At the end of the main commemoration on the 26th November, the Memorial committee chairman, Austin Fitzmaurice, was prompted by one of his committee to add some final comments. The first was that the commemoration was nothing to do with any other commemoration committee (clearly meaning the Connolly Association), the second was that ‘those present’ did not want Ireland freed with the help of Soviet Union and the last was “We are Catholics first and Irishmen afterwards.” (Irish Democrat, January 1968).
The Connolly Association plaque was put on display during the commemorations, though. The main gathering on the Sunday was attended by 3,000 people including 77 year old, Elizabeth Maher, a cousin of Michael Larkin, who had travelled from Dublin. Also in attendance were Tomas MacGiolla, President of Sinn Féin and Jimmy Steele, Chair of the Republican Clubs in the north, members of Fianna Éireann (whose Dublin branch organised Ms Maher’s travel and provided a colour party), Cumann na mBan, the Brian Boru Pipe Band and the Pre-Truce IRA Association.

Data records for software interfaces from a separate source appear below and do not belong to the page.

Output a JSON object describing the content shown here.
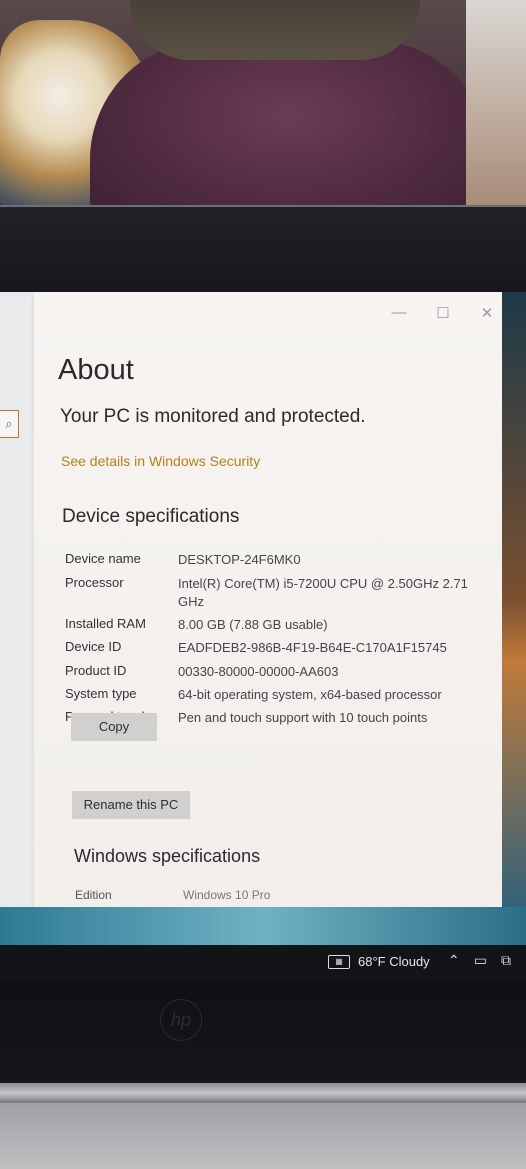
{
  "window": {
    "title": "About",
    "status": "Your PC is monitored and protected.",
    "security_link": "See details in Windows Security",
    "controls": {
      "minimize": "—",
      "maximize": "☐",
      "close": "✕"
    }
  },
  "device_specs": {
    "heading": "Device specifications",
    "rows": [
      {
        "label": "Device name",
        "value": "DESKTOP-24F6MK0"
      },
      {
        "label": "Processor",
        "value": "Intel(R) Core(TM) i5-7200U CPU @ 2.50GHz   2.71 GHz"
      },
      {
        "label": "Installed RAM",
        "value": "8.00 GB (7.88 GB usable)"
      },
      {
        "label": "Device ID",
        "value": "EADFDEB2-986B-4F19-B64E-C170A1F15745"
      },
      {
        "label": "Product ID",
        "value": "00330-80000-00000-AA603"
      },
      {
        "label": "System type",
        "value": "64-bit operating system, x64-based processor"
      },
      {
        "label": "Pen and touch",
        "value": "Pen and touch support with 10 touch points"
      }
    ],
    "copy_label": "Copy",
    "rename_label": "Rename this PC"
  },
  "windows_specs": {
    "heading": "Windows specifications",
    "edition_label": "Edition",
    "edition_value": "Windows 10 Pro"
  },
  "taskbar": {
    "weather_text": "68°F  Cloudy",
    "icons": [
      "weather-icon",
      "chevron-up-icon",
      "battery-icon",
      "network-icon"
    ]
  },
  "colors": {
    "link": "#b4811a",
    "window_bg": "#f4f1ee",
    "button_bg": "#d2d0ce",
    "taskbar_bg": "#121418"
  }
}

At the main gathering in the cemetery in Moston, Jimmy Steele gave what the Connolly Association’s newspaper, The Irish Democrat, described as a ‘spirited oration’ in its December issue. In it he criticised the ‘New Departure’ of John Devoy and Michael Davitt, stating that “…it was always an error to become involved in political parties.” (Irish Democrat, December 1967). Devoy, who had later supported the Treaty and Cumann na nGaedhal, had pushed the IRB leader, Michael Davitt, into supporting Parnell and the constitutional nationalists sitting at Westminster in 1878. This was perceived as having weakened the IRB and directed energies towards four decades of an ineffectual ‘Home Rule’ campaign in Westminster (the culmination of its failures being the IRB’s response with the 1916 Rising).
The month previously, Dan Breen, the former IRA leader who had been a Fianna Fáil TD, led a commemoration and wreath laying at the John Devoy memorial in Kildare, alongside leading Fine Gael politicians. Notably, neither party appears to have been represented at the official Manchester commemoration. There is an interesting echo here of last year’s 1916 centenary and Fianna Fáil and Fine Gael’s embarrassingly strained emphasis on constitutionalists like John Redmond.

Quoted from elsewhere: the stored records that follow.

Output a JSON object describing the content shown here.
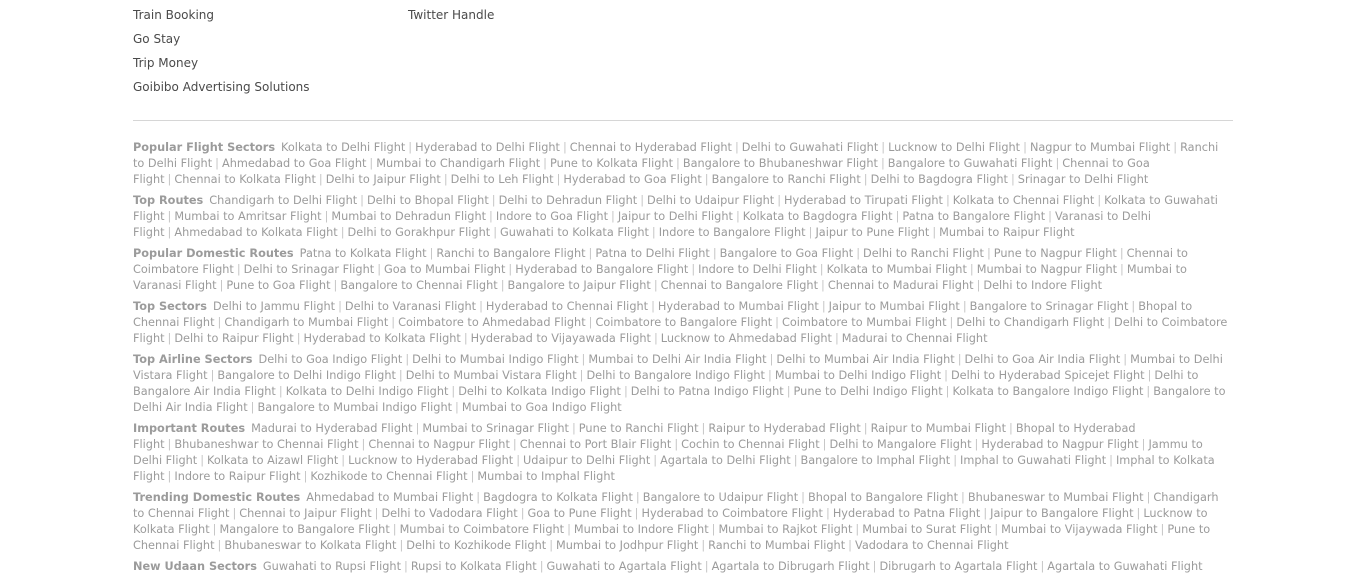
{
  "footer_columns": [
    [
      "Train Booking",
      "Go Stay",
      "Trip Money",
      "Goibibo Advertising Solutions"
    ],
    [
      "Twitter Handle"
    ]
  ],
  "sectors": [
    {
      "title": "Popular Flight Sectors",
      "links": [
        "Kolkata to Delhi Flight",
        "Hyderabad to Delhi Flight",
        "Chennai to Hyderabad Flight",
        "Delhi to Guwahati Flight",
        "Lucknow to Delhi Flight",
        "Nagpur to Mumbai Flight",
        "Ranchi to Delhi Flight",
        "Ahmedabad to Goa Flight",
        "Mumbai to Chandigarh Flight",
        "Pune to Kolkata Flight",
        "Bangalore to Bhubaneshwar Flight",
        "Bangalore to Guwahati Flight",
        "Chennai to Goa Flight",
        "Chennai to Kolkata Flight",
        "Delhi to Jaipur Flight",
        "Delhi to Leh Flight",
        "Hyderabad to Goa Flight",
        "Bangalore to Ranchi Flight",
        "Delhi to Bagdogra Flight",
        "Srinagar to Delhi Flight"
      ]
    },
    {
      "title": "Top Routes",
      "links": [
        "Chandigarh to Delhi Flight",
        "Delhi to Bhopal Flight",
        "Delhi to Dehradun Flight",
        "Delhi to Udaipur Flight",
        "Hyderabad to Tirupati Flight",
        "Kolkata to Chennai Flight",
        "Kolkata to Guwahati Flight",
        "Mumbai to Amritsar Flight",
        "Mumbai to Dehradun Flight",
        "Indore to Goa Flight",
        "Jaipur to Delhi Flight",
        "Kolkata to Bagdogra Flight",
        "Patna to Bangalore Flight",
        "Varanasi to Delhi Flight",
        "Ahmedabad to Kolkata Flight",
        "Delhi to Gorakhpur Flight",
        "Guwahati to Kolkata Flight",
        "Indore to Bangalore Flight",
        "Jaipur to Pune Flight",
        "Mumbai to Raipur Flight"
      ]
    },
    {
      "title": "Popular Domestic Routes",
      "links": [
        "Patna to Kolkata Flight",
        "Ranchi to Bangalore Flight",
        "Patna to Delhi Flight",
        "Bangalore to Goa Flight",
        "Delhi to Ranchi Flight",
        "Pune to Nagpur Flight",
        "Chennai to Coimbatore Flight",
        "Delhi to Srinagar Flight",
        "Goa to Mumbai Flight",
        "Hyderabad to Bangalore Flight",
        "Indore to Delhi Flight",
        "Kolkata to Mumbai Flight",
        "Mumbai to Nagpur Flight",
        "Mumbai to Varanasi Flight",
        "Pune to Goa Flight",
        "Bangalore to Chennai Flight",
        "Bangalore to Jaipur Flight",
        "Chennai to Bangalore Flight",
        "Chennai to Madurai Flight",
        "Delhi to Indore Flight"
      ]
    },
    {
      "title": "Top Sectors",
      "links": [
        "Delhi to Jammu Flight",
        "Delhi to Varanasi Flight",
        "Hyderabad to Chennai Flight",
        "Hyderabad to Mumbai Flight",
        "Jaipur to Mumbai Flight",
        "Bangalore to Srinagar Flight",
        "Bhopal to Chennai Flight",
        "Chandigarh to Mumbai Flight",
        "Coimbatore to Ahmedabad Flight",
        "Coimbatore to Bangalore Flight",
        "Coimbatore to Mumbai Flight",
        "Delhi to Chandigarh Flight",
        "Delhi to Coimbatore Flight",
        "Delhi to Raipur Flight",
        "Hyderabad to Kolkata Flight",
        "Hyderabad to Vijayawada Flight",
        "Lucknow to Ahmedabad Flight",
        "Madurai to Chennai Flight"
      ]
    },
    {
      "title": "Top Airline Sectors",
      "links": [
        "Delhi to Goa Indigo Flight",
        "Delhi to Mumbai Indigo Flight",
        "Mumbai to Delhi Air India Flight",
        "Delhi to Mumbai Air India Flight",
        "Delhi to Goa Air India Flight",
        "Mumbai to Delhi Vistara Flight",
        "Bangalore to Delhi Indigo Flight",
        "Delhi to Mumbai Vistara Flight",
        "Delhi to Bangalore Indigo Flight",
        "Mumbai to Delhi Indigo Flight",
        "Delhi to Hyderabad Spicejet Flight",
        "Delhi to Bangalore Air India Flight",
        "Kolkata to Delhi Indigo Flight",
        "Delhi to Kolkata Indigo Flight",
        "Delhi to Patna Indigo Flight",
        "Pune to Delhi Indigo Flight",
        "Kolkata to Bangalore Indigo Flight",
        "Bangalore to Delhi Air India Flight",
        "Bangalore to Mumbai Indigo Flight",
        "Mumbai to Goa Indigo Flight"
      ]
    },
    {
      "title": "Important Routes",
      "links": [
        "Madurai to Hyderabad Flight",
        "Mumbai to Srinagar Flight",
        "Pune to Ranchi Flight",
        "Raipur to Hyderabad Flight",
        "Raipur to Mumbai Flight",
        "Bhopal to Hyderabad Flight",
        "Bhubaneshwar to Chennai Flight",
        "Chennai to Nagpur Flight",
        "Chennai to Port Blair Flight",
        "Cochin to Chennai Flight",
        "Delhi to Mangalore Flight",
        "Hyderabad to Nagpur Flight",
        "Jammu to Delhi Flight",
        "Kolkata to Aizawl Flight",
        "Lucknow to Hyderabad Flight",
        "Udaipur to Delhi Flight",
        "Agartala to Delhi Flight",
        "Bangalore to Imphal Flight",
        "Imphal to Guwahati Flight",
        "Imphal to Kolkata Flight",
        "Indore to Raipur Flight",
        "Kozhikode to Chennai Flight",
        "Mumbai to Imphal Flight"
      ]
    },
    {
      "title": "Trending Domestic Routes",
      "links": [
        "Ahmedabad to Mumbai Flight",
        "Bagdogra to Kolkata Flight",
        "Bangalore to Udaipur Flight",
        "Bhopal to Bangalore Flight",
        "Bhubaneswar to Mumbai Flight",
        "Chandigarh to Chennai Flight",
        "Chennai to Jaipur Flight",
        "Delhi to Vadodara Flight",
        "Goa to Pune Flight",
        "Hyderabad to Coimbatore Flight",
        "Hyderabad to Patna Flight",
        "Jaipur to Bangalore Flight",
        "Lucknow to Kolkata Flight",
        "Mangalore to Bangalore Flight",
        "Mumbai to Coimbatore Flight",
        "Mumbai to Indore Flight",
        "Mumbai to Rajkot Flight",
        "Mumbai to Surat Flight",
        "Mumbai to Vijaywada Flight",
        "Pune to Chennai Flight",
        "Bhubaneswar to Kolkata Flight",
        "Delhi to Kozhikode Flight",
        "Mumbai to Jodhpur Flight",
        "Ranchi to Mumbai Flight",
        "Vadodara to Chennai Flight"
      ]
    },
    {
      "title": "New Udaan Sectors",
      "links": [
        "Guwahati to Rupsi Flight",
        "Rupsi to Kolkata Flight",
        "Guwahati to Agartala Flight",
        "Agartala to Dibrugarh Flight",
        "Dibrugarh to Agartala Flight",
        "Agartala to Guwahati Flight"
      ]
    }
  ]
}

Steele might have intended his comments to be a commentary on the Fianna Fáil and Fine Gael détente at Devoy’s memorial, or at least be read as such. But within the IRA and Sinn Féin, Cathal Goulding had been pushing for an end to abstentionism at Leinster House, Stormont and Westminster. This had been repeatedly defeated when put to a vote. While his strategy was being questioned, Goulding had increasingly been centralising control of both the IRA and Sinn Féin in himself and in its public voice, like The United Irishman newspaper. The Belfast IRA newspaper Tírghrá, edited by Steele, was starved of resources and effectively closed down by Goulding in 1965. In September 1968, Goulding was to dilute the ability of the IRA to oppose his attempts to end abstentionism by dramatically expanding the Army Council so that he could then install a majority of his supporters and force through changes (and, apparently, stall any Army Convention that might reverse the changes). This precipitated the crisis within the IRA that surfaced in the early summer of 1969, led by Steele. In that light, Steele’s comments in Manchester should be seen as commentary on Goulding’s aspirations to transform the IRA. The Manchester Martyr’s commemoration in 1967 should perhaps be regarded as an opening salvo in the dispute that was to split the IRA two years later.

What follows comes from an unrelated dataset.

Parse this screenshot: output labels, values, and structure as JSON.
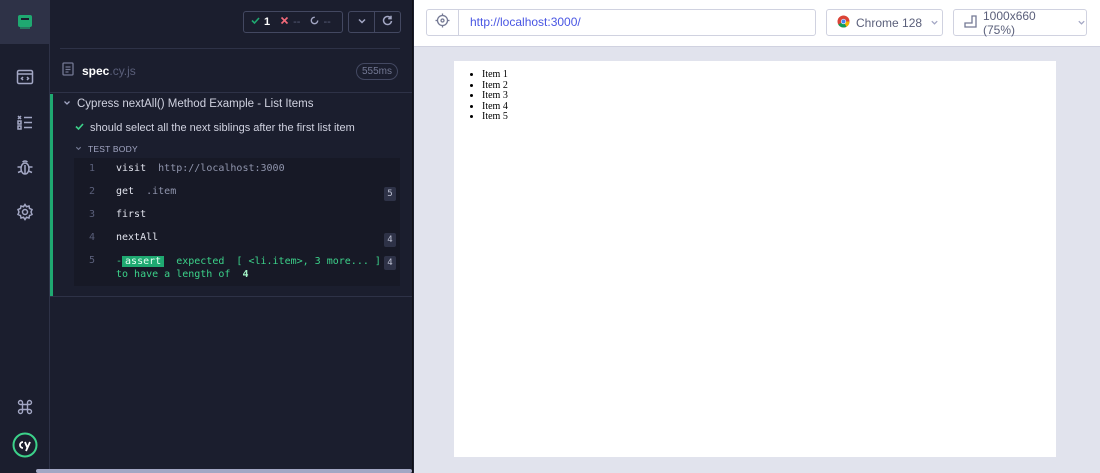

For more on the Manchester Martyrs, see Joe O’Neill’s The Manchester Martyrs.